- [Problem requirements]:
Check every line of the data and copy the ones where "Benutzersteuerungen" appears.

- [Listed entries]:

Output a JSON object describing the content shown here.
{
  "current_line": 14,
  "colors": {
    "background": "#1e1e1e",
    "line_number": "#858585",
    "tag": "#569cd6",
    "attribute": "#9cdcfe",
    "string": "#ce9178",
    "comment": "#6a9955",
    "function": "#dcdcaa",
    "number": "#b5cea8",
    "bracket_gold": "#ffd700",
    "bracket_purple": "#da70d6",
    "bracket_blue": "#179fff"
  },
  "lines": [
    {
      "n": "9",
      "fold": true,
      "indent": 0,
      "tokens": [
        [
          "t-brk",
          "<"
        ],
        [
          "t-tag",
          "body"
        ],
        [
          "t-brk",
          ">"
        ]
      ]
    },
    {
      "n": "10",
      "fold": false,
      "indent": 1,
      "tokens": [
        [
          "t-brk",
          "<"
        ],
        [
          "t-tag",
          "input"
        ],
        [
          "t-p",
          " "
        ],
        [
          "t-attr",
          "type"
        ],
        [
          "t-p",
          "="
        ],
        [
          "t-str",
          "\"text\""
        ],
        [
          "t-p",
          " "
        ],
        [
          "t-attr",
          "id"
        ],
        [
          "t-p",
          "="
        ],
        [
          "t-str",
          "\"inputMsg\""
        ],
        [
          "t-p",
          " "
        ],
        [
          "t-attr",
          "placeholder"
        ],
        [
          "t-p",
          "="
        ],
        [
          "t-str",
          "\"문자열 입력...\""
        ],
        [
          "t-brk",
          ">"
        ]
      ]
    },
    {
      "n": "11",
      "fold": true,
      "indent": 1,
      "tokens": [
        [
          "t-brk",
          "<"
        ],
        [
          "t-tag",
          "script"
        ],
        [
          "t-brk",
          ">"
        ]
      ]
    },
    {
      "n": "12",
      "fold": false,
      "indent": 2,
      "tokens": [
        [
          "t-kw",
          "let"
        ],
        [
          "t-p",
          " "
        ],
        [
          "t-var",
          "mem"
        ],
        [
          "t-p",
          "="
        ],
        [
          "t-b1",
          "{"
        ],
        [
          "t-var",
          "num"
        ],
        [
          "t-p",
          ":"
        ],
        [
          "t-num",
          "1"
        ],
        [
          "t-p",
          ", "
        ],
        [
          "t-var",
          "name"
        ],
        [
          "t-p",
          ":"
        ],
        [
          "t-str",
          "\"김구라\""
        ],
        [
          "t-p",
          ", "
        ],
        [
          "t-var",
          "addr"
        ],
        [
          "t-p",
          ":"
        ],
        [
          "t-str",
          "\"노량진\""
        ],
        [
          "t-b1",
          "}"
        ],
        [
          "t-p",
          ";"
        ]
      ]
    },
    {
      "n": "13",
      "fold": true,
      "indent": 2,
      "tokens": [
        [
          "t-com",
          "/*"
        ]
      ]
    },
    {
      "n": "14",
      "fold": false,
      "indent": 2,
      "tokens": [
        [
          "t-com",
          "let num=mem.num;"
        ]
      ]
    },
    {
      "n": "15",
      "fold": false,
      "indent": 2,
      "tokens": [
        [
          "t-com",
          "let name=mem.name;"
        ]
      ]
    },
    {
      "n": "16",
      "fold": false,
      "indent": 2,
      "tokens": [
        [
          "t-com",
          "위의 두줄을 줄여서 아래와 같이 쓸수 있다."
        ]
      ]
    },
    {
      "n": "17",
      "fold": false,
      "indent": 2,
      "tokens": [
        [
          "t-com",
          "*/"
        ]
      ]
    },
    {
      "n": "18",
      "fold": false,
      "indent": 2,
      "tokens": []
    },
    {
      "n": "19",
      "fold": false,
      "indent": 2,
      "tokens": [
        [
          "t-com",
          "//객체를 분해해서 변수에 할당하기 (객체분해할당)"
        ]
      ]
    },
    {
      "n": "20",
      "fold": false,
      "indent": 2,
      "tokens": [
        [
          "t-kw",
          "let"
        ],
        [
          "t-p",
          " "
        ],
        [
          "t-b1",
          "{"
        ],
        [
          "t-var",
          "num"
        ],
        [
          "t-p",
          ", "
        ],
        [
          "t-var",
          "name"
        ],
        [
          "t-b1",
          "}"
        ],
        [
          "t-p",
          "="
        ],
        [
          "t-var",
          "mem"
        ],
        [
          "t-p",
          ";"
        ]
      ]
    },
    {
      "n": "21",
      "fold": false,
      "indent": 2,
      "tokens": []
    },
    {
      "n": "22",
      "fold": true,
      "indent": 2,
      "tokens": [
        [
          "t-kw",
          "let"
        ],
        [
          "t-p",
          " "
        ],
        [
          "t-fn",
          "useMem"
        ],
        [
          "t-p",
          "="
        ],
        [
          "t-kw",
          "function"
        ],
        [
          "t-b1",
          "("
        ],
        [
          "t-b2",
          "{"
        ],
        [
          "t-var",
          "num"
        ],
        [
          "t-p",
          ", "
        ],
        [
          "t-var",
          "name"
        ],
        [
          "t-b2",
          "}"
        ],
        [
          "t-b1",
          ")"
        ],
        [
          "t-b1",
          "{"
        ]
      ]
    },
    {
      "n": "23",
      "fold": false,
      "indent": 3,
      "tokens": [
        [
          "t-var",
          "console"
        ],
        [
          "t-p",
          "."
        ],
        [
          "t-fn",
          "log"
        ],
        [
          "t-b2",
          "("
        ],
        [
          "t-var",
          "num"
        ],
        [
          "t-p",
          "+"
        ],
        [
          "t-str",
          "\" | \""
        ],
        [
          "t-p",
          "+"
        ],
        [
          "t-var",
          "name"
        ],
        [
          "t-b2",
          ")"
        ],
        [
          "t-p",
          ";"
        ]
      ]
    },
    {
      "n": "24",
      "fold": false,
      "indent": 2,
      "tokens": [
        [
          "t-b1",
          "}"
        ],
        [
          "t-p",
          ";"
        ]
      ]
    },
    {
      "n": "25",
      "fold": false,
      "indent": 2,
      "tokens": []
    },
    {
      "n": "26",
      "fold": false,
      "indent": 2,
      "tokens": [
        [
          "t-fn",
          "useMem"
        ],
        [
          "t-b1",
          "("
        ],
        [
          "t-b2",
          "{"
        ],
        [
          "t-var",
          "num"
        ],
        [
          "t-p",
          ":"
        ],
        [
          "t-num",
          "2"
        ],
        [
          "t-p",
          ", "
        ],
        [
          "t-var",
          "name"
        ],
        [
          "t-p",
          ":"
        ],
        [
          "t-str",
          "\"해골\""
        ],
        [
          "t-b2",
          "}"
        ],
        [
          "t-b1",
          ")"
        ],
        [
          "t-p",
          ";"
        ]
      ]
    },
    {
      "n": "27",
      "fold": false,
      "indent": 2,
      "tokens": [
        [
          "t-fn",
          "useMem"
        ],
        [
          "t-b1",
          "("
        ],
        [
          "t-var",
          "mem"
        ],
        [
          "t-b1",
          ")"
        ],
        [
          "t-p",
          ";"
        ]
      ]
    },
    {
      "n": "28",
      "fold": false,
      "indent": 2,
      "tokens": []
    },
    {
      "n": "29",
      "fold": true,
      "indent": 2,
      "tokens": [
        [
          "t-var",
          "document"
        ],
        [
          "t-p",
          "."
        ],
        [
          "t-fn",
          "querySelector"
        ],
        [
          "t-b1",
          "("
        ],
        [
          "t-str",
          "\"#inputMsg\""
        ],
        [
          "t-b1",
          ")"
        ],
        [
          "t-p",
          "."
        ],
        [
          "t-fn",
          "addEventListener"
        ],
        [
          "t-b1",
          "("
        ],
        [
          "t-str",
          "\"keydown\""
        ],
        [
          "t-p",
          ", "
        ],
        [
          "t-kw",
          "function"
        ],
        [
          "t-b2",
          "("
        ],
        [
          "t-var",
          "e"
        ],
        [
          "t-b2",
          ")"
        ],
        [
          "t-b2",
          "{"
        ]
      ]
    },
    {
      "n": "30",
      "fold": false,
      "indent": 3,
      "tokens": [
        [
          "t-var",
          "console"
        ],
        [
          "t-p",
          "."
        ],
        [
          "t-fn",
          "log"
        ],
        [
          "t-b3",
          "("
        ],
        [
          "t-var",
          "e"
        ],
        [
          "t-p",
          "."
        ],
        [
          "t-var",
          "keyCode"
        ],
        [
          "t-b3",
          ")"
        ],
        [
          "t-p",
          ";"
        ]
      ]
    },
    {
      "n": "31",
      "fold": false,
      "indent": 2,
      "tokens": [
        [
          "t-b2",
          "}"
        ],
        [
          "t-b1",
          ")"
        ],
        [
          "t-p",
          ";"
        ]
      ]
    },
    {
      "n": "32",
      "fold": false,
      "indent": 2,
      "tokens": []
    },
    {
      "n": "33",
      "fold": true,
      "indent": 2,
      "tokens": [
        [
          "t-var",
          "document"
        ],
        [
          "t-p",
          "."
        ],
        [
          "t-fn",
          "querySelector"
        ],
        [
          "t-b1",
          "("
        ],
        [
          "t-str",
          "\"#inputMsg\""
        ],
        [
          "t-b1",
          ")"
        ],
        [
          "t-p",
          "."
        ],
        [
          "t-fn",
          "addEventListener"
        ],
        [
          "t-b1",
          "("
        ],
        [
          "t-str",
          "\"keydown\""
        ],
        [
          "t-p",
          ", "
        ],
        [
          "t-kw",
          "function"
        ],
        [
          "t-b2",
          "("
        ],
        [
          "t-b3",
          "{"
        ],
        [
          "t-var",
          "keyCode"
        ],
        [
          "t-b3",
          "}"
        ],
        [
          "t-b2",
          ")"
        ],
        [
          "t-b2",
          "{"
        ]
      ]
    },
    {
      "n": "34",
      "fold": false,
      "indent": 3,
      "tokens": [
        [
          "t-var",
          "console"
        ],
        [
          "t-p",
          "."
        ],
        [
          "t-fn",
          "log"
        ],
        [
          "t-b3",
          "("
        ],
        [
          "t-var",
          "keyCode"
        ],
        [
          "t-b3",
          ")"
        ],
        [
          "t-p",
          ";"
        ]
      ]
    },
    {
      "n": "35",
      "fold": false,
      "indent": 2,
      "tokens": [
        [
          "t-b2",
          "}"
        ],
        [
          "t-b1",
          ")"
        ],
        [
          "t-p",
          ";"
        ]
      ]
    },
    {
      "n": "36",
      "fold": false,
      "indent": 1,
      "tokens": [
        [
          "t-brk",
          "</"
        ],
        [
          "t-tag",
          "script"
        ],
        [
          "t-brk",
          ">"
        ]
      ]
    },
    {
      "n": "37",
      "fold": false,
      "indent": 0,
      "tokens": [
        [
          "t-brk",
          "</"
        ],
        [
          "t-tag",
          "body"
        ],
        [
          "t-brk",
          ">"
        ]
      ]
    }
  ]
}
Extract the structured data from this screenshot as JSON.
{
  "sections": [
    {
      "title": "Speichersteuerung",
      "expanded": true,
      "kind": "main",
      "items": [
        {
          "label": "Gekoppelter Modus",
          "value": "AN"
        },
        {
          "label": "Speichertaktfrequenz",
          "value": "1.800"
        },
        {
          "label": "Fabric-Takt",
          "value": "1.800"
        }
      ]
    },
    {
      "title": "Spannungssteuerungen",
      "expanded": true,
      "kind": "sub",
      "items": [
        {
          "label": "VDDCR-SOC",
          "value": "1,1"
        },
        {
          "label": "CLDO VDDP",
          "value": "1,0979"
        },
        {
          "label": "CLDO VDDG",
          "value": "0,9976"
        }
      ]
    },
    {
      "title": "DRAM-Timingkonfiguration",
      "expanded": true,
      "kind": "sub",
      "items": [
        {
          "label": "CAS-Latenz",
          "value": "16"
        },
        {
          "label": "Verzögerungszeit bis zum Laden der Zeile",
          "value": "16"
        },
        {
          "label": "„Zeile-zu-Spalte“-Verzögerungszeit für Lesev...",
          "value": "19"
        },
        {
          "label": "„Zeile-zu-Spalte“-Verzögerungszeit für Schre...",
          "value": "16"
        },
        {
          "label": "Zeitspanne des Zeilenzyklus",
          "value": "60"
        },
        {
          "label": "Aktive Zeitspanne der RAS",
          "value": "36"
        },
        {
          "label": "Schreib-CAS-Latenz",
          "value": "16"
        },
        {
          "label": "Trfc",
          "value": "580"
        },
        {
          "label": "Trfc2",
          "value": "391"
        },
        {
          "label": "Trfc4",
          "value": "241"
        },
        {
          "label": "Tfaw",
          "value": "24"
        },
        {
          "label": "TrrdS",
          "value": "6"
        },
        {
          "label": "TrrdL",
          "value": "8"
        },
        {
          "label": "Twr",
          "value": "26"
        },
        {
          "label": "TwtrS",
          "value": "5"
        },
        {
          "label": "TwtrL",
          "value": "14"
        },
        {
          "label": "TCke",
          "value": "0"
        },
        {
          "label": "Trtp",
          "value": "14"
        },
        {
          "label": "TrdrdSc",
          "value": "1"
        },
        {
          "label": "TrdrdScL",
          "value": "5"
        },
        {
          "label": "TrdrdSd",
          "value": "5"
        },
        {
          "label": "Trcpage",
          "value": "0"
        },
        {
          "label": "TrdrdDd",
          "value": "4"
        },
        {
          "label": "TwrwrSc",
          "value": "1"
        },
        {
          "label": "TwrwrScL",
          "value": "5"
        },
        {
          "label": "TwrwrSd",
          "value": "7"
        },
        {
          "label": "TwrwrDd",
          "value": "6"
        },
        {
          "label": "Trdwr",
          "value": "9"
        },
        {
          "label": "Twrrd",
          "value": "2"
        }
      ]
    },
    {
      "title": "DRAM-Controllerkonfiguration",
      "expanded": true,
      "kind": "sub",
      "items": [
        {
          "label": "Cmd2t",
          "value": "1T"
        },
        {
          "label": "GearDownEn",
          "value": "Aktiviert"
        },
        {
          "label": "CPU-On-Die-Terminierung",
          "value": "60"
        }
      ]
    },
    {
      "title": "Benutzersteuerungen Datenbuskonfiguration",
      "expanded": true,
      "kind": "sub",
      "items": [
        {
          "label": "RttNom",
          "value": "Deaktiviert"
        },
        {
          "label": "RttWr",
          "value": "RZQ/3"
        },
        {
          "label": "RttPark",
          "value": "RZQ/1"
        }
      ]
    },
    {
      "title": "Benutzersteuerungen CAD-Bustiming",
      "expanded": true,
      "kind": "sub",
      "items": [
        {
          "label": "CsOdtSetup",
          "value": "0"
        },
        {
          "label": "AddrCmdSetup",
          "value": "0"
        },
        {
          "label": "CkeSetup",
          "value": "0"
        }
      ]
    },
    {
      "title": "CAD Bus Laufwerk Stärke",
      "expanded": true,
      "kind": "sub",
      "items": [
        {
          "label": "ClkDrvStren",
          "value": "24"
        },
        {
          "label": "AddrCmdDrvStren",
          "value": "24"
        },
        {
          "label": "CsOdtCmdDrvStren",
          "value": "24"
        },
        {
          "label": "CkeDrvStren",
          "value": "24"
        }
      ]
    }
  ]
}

- [Written reply]:
      "title": "Benutzersteuerungen Datenbuskonfiguration",
      "title": "Benutzersteuerungen CAD-Bustiming",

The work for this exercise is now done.